Accessibility links

Kerry: Mideast Peace Deal Closest in Years

  • Scott Bobb

U.S. Secretary of State John Kerry picks up his notebook after answering questions from members of the media before his departure from Ben Gurion International Airport in Tel Aviv on Friday, Dec. 6, 2013.

U.S. Secretary of State John Kerry picks up his notebook after answering questions from members of the media before his departure from Ben Gurion International Airport in Tel Aviv on Friday, Dec. 6, 2013.

U.S. Secretary of State John Kerry says he believes Israel and the Palestinians are closer to a peace agreement than they have been in years at the end of a three-day trip to the region.

Kerry told reporters Friday before leaving Israel that despite the obstacles he was encouraged by the commitment of Israeli Prime Minister Benjamin Netanyahu and Palestinian Authority President Mahmoud Abbas to the pursuit of peace.

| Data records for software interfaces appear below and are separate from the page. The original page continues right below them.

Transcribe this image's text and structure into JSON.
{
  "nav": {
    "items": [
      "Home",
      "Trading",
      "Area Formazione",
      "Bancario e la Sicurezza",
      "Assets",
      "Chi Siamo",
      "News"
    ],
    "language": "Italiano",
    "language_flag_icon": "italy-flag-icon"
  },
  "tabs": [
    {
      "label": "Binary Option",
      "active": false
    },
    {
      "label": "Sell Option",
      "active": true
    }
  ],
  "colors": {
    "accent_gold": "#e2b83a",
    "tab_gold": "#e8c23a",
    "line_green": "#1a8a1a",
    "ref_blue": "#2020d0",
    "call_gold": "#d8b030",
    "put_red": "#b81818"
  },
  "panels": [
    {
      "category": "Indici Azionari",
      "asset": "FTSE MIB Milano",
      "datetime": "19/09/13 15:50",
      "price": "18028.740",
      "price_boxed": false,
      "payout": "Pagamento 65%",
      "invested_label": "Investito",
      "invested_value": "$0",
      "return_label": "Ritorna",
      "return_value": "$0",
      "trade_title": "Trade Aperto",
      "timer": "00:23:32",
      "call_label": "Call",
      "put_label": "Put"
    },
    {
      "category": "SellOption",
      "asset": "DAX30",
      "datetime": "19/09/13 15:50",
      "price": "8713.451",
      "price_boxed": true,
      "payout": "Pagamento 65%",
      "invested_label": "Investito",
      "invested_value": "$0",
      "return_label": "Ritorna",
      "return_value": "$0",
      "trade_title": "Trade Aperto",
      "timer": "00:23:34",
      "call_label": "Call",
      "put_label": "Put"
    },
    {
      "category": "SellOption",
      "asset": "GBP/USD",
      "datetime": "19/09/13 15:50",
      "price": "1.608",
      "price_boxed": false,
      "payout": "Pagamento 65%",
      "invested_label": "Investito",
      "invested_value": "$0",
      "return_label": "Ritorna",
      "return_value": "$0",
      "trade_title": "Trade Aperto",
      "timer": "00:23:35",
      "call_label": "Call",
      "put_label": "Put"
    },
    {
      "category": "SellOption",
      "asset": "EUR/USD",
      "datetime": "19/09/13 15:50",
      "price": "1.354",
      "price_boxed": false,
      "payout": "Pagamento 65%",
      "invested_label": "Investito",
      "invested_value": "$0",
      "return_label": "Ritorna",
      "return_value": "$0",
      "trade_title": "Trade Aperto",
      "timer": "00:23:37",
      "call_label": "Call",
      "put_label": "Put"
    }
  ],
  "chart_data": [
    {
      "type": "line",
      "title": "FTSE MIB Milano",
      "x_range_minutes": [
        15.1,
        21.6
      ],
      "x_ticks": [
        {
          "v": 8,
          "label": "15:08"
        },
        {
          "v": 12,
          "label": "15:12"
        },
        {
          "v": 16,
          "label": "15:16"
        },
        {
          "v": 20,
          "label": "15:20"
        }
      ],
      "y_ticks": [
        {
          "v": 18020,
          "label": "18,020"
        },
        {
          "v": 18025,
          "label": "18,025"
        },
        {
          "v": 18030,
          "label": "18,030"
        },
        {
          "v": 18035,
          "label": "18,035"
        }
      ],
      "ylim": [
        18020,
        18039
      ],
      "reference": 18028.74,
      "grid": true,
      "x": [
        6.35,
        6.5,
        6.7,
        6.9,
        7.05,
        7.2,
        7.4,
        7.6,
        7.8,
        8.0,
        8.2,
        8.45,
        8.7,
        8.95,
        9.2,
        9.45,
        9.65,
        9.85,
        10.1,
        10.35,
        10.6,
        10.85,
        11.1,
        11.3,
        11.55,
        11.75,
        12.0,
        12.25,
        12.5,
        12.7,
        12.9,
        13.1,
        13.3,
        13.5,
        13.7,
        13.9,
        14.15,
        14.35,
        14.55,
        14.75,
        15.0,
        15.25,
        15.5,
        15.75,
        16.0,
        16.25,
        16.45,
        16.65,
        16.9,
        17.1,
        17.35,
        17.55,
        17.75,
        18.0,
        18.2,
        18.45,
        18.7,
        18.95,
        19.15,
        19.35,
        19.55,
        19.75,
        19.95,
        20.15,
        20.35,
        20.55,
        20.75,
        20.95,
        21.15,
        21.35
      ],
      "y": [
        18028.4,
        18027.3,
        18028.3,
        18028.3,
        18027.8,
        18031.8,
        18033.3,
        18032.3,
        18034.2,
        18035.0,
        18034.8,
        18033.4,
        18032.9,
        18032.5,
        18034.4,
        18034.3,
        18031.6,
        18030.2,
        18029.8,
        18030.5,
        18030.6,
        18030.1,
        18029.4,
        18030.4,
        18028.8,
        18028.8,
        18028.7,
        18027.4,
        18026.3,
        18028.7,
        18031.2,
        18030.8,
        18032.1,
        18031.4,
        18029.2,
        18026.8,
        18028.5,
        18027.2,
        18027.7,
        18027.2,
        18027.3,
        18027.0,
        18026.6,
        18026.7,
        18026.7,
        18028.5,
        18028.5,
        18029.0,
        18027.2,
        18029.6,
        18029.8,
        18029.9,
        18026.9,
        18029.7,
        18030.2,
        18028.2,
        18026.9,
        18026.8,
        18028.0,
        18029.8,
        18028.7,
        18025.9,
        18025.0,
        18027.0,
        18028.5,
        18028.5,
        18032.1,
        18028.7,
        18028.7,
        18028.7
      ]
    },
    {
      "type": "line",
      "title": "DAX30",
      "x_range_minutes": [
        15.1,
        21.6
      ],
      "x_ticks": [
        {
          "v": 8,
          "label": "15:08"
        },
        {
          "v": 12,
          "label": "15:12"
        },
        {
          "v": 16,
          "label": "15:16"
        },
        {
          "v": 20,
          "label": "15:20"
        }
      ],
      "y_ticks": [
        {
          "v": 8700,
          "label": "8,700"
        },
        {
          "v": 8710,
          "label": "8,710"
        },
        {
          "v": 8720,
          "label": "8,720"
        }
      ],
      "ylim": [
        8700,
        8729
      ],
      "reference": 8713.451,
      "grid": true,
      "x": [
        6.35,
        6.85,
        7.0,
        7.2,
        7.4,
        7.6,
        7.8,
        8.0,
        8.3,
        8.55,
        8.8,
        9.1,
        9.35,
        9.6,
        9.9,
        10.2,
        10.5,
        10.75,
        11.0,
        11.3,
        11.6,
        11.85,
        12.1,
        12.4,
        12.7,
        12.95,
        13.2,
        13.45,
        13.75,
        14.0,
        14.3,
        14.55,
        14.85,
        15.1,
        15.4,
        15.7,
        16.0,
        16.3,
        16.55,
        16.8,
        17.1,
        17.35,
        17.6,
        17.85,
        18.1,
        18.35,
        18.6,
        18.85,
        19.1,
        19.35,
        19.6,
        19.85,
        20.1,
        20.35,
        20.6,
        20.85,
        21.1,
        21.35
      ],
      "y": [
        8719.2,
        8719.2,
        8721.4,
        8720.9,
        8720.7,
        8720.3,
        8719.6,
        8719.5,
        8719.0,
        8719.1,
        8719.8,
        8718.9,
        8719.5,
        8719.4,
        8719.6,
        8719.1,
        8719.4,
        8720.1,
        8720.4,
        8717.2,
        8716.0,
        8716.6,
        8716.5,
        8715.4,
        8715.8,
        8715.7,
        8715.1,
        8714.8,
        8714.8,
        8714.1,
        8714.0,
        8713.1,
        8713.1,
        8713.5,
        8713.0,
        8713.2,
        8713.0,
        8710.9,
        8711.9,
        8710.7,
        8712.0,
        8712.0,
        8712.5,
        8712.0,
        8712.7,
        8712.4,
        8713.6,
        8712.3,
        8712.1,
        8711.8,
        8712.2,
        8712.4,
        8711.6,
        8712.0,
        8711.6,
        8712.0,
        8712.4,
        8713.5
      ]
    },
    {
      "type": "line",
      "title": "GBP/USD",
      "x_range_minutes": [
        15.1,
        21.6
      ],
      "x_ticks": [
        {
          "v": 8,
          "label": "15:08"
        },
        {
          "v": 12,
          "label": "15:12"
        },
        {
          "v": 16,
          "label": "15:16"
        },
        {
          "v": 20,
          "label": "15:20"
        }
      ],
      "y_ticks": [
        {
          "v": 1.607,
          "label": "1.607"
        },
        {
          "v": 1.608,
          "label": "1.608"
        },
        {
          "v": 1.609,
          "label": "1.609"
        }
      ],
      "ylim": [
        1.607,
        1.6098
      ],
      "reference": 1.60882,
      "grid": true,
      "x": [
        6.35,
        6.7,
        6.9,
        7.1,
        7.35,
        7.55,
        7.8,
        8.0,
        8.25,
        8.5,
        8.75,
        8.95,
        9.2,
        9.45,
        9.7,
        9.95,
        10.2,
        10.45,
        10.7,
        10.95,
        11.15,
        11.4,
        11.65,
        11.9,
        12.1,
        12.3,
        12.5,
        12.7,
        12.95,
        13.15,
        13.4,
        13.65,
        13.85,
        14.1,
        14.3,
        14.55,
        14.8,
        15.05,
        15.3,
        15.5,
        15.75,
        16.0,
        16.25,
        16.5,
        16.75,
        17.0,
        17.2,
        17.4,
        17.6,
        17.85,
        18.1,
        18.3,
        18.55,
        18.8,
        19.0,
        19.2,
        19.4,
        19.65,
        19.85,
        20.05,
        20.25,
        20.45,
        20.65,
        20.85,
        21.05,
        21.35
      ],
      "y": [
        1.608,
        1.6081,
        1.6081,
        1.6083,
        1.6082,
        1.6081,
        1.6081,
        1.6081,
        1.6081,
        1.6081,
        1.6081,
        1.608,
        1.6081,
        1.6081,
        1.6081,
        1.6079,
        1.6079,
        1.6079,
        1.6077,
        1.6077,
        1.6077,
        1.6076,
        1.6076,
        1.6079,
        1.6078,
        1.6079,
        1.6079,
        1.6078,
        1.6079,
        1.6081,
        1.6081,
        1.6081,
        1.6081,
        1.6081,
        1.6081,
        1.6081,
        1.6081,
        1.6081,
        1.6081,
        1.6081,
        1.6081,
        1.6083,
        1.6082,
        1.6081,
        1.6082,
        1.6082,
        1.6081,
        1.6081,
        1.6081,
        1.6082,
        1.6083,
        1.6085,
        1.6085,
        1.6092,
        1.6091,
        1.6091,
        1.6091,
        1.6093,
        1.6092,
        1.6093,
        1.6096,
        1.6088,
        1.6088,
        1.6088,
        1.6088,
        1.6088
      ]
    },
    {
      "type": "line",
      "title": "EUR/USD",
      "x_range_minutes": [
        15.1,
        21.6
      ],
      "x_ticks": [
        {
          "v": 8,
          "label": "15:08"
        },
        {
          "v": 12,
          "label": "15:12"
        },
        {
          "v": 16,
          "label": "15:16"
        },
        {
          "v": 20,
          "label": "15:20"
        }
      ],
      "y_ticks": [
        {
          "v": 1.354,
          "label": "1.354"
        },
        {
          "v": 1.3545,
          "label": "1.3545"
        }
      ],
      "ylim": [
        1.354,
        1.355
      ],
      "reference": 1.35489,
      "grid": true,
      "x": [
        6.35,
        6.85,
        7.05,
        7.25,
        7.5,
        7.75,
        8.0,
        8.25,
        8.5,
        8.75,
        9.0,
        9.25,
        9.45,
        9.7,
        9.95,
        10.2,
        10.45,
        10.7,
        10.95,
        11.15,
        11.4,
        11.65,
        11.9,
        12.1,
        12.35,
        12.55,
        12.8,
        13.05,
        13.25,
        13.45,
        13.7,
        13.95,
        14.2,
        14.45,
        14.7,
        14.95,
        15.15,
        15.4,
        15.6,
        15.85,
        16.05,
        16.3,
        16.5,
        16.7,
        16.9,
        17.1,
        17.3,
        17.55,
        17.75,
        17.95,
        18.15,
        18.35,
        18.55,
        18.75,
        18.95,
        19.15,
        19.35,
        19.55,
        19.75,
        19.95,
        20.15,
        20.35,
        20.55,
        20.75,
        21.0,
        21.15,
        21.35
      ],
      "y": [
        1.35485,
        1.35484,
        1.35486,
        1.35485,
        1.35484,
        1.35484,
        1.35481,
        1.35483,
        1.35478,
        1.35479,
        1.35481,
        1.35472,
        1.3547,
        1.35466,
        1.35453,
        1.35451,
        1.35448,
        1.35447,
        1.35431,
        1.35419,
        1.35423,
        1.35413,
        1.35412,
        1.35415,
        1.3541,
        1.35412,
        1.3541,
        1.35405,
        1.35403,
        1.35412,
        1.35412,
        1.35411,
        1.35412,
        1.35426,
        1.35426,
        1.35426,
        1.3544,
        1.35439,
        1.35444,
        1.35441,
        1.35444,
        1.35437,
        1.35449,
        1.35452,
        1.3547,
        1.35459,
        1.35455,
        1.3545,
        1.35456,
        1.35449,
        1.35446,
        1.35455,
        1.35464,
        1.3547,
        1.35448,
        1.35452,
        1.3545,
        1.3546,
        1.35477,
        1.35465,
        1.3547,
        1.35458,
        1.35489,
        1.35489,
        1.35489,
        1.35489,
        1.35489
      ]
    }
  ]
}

"Together there is no doubt in my mind we can reach an agreement that will support the peaceful and promising Palestine that the Palestinian people deserve alongside a prosperous and a more secure Israel," said Kerry.

Kerry's visit came amid reports that the talks were faltering over Israeli concerns about security in the West Bank and Palestinian anger over the continued construction of Jewish settlements in the West Bank.

The talks resumed four months ago after a three-year suspension. They are to continue for another five months.

Kerry dismissed media speculation of a breakdown in the talks saying the two sides have maintained regular discussions.

He also declined to provide details on reports that U.S. mediators have made proposals regarding security in the Palestinian territories but indicated that such an effort was underway.

"If Israel's security cannot be increased through this agreement it's very difficult to make an agreement," said Kerry. "So we are making certain that we are addressing each and every one of those questions."

Kerry also sought to ease Israeli alarm over the recently concluded interim agreement on Iran's alleged nuclear weapons program.

Under the accord, Iran agreed to freeze any work on this program in exchange for a partial lifting of international economic sanctions that have hurt its economy.

Israeli Prime Minister Benjamin Netanyahu (R) listens as U.S. Secretary of State John Kerry speaks during a news conference following a meeting at Netanyahu's office in Jerusalem, Dec. 5, 2013.

Israeli Prime Minister Benjamin Netanyahu (R) listens as U.S. Secretary of State John Kerry speaks during a news conference following a meeting at Netanyahu's office in Jerusalem, Dec. 5, 2013.

Netanyahu has repeatedly called it a bad agreement. Iran says its nuclear program is for peaceful purposes only.

Kerry said he was convinced that Israel is safer as a result of the accord.

"Israel and the United States are absolutely in synch (agreement), not an ounce of daylight between us, with respect to the need to make sure that Iran cannot achieve a nuclear weapon, will not in the future be able to achieve it and certainly cannot move towards it without the United States of America and Israel knowing that, and therefore being able to take steps to deal with that," Kerry said.

He said the accord provided the best opportunity to resolve the concerns of the international community and pledged to return to the region in a few weeks if necessary.

Show comments

XS
SM
MD
LG